'''
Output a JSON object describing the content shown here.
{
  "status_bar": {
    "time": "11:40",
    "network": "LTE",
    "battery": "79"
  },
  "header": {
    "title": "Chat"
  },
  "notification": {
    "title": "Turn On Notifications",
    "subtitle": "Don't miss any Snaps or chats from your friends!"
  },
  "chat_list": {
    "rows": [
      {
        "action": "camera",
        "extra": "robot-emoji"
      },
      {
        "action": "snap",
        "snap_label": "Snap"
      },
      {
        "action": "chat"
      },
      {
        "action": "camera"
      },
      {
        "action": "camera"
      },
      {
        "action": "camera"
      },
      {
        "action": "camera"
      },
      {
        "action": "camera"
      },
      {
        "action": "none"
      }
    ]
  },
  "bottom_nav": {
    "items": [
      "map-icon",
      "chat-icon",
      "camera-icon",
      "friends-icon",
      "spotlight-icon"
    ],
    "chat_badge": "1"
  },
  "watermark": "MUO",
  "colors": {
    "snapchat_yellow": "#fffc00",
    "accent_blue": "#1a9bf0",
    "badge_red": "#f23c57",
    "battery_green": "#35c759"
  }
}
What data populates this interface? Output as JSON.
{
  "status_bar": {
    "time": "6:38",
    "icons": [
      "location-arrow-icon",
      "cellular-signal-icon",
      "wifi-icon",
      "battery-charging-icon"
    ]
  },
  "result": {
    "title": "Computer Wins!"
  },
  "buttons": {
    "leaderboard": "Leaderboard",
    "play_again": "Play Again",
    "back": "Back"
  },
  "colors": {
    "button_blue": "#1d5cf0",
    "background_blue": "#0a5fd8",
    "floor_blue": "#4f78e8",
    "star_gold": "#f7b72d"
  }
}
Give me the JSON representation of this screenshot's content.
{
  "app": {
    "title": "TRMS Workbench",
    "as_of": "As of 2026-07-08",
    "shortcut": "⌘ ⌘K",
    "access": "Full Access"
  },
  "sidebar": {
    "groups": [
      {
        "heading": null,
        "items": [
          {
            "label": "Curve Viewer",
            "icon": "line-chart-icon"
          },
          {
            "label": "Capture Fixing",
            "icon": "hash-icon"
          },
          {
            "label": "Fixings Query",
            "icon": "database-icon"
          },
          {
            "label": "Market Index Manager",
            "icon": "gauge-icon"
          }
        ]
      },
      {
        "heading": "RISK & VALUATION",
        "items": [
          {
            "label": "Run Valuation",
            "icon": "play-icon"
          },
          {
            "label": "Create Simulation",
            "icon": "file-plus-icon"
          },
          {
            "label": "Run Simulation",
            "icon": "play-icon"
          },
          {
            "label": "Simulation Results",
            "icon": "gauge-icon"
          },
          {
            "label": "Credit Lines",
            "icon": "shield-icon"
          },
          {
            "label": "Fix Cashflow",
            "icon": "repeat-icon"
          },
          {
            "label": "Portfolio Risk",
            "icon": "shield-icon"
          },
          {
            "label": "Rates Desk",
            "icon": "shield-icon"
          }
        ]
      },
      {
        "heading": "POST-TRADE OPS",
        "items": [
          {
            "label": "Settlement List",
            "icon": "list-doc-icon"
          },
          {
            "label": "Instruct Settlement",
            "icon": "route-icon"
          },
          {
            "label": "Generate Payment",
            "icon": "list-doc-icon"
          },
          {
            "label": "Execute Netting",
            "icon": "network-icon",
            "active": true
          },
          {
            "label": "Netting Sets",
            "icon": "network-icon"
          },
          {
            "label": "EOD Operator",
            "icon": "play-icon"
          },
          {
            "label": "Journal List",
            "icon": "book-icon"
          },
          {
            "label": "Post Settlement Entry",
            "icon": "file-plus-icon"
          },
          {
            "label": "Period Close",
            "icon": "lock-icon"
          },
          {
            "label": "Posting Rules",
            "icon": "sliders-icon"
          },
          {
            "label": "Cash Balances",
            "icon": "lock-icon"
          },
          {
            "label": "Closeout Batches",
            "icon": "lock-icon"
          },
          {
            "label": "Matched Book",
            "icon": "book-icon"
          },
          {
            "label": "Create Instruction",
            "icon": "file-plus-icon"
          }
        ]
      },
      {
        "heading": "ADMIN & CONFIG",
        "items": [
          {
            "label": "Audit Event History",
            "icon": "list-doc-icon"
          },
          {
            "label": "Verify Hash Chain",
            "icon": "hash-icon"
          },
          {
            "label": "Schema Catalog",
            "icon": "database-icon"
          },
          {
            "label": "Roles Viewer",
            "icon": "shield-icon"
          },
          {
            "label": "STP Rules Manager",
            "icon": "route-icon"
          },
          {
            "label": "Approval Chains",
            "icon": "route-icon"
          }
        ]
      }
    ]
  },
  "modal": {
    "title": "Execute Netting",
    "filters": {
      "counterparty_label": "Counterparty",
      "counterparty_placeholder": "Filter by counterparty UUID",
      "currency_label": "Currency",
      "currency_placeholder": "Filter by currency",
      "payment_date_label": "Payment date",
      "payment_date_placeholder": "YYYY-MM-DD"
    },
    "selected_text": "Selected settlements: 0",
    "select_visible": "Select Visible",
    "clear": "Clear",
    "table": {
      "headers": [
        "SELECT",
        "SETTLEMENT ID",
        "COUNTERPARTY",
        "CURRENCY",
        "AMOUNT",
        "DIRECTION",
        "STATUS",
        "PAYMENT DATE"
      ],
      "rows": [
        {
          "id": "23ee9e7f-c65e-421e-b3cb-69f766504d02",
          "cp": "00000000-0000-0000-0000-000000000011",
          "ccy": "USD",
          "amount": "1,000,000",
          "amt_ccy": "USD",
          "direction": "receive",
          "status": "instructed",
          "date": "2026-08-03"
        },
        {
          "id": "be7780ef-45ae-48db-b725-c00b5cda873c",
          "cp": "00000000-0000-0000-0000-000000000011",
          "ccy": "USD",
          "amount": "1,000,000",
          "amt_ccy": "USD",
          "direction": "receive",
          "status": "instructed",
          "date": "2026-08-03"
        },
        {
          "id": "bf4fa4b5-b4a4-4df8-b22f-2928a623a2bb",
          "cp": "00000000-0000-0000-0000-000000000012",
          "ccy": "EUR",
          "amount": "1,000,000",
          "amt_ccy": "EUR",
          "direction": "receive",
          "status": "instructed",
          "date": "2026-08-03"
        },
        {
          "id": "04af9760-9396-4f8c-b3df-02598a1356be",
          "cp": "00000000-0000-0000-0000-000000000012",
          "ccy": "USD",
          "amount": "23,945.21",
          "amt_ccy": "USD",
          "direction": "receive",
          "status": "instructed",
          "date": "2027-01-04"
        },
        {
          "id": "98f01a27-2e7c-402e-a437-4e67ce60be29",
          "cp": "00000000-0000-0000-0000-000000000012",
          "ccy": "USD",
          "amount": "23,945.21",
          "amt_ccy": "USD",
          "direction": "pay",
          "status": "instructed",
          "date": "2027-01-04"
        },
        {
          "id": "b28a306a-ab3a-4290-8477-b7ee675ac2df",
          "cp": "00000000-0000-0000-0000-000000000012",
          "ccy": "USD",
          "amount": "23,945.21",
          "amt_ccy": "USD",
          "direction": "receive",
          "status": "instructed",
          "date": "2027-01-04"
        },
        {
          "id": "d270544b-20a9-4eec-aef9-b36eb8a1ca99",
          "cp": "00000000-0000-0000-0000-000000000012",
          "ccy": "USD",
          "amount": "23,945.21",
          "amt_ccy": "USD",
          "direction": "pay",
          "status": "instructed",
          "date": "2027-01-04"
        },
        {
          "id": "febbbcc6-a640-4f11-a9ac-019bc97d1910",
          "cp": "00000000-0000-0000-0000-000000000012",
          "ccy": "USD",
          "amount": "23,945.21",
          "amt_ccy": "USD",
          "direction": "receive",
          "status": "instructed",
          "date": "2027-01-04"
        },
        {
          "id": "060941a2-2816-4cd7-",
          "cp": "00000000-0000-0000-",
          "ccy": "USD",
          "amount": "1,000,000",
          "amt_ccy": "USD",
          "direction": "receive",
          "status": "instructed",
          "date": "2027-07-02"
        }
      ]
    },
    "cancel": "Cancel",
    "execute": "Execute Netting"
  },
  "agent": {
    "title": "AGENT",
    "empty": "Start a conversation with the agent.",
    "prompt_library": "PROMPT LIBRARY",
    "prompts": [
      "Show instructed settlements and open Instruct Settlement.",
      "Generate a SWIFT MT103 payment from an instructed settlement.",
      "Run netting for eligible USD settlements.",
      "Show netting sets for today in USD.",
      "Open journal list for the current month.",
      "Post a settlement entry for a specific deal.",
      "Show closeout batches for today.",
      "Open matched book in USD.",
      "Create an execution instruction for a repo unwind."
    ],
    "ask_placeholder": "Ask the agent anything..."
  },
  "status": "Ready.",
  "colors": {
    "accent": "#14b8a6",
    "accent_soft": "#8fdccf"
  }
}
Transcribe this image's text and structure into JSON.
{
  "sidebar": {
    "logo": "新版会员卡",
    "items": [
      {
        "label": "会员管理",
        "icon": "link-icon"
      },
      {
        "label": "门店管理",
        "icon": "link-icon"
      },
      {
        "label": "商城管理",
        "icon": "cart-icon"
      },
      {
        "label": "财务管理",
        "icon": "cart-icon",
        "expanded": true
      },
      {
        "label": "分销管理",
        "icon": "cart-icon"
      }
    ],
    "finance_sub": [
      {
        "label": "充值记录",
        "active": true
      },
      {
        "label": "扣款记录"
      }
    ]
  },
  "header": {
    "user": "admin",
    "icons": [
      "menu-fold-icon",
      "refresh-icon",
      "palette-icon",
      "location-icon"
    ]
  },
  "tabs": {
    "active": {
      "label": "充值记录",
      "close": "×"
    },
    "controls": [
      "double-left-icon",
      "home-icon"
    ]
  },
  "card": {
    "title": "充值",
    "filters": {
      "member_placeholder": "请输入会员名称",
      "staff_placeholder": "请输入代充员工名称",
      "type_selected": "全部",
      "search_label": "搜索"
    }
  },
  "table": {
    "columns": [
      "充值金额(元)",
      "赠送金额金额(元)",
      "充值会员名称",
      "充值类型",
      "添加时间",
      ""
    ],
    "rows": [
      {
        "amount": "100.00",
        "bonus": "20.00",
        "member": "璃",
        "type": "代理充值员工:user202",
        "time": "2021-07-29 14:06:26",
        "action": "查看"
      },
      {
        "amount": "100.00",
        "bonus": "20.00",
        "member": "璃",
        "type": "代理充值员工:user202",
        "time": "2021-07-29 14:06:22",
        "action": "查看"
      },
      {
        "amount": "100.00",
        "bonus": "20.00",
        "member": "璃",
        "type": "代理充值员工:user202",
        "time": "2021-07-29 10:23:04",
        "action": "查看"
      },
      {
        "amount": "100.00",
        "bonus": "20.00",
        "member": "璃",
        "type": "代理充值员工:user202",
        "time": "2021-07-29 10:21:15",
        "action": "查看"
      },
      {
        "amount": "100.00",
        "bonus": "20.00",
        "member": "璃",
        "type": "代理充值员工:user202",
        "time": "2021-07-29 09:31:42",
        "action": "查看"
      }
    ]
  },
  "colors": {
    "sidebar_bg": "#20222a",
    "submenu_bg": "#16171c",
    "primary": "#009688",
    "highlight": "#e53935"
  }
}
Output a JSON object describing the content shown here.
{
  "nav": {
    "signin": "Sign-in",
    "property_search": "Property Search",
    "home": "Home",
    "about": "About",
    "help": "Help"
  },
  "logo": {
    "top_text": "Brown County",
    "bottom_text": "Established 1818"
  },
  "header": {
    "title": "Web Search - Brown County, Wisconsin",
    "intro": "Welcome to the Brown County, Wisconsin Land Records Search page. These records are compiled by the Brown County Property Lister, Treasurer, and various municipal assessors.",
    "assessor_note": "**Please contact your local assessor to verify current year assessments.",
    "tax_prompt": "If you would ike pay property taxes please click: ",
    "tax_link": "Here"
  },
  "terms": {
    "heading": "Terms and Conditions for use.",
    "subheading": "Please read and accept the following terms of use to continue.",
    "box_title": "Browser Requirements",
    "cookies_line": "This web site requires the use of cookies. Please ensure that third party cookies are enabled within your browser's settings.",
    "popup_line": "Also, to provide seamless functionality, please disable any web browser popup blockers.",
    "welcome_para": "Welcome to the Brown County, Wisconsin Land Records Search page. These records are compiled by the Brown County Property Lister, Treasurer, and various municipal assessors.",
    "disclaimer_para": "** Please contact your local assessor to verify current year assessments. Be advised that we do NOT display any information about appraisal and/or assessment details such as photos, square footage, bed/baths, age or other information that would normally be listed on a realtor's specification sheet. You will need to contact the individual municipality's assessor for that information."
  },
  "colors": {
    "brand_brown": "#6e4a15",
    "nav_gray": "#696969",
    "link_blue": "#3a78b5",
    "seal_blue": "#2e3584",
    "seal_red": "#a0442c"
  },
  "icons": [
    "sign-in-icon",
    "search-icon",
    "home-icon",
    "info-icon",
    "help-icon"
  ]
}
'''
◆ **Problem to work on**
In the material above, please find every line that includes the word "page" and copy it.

◆ **Response to the exercise**
    "intro": "Welcome to the Brown County, Wisconsin Land Records Search page. These records are compiled by the Brown County Property Lister, Treasurer, and various municipal assessors.",
    "welcome_para": "Welcome to the Brown County, Wisconsin Land Records Search page. These records are compiled by the Brown County Property Lister, Treasurer, and various municipal assessors.",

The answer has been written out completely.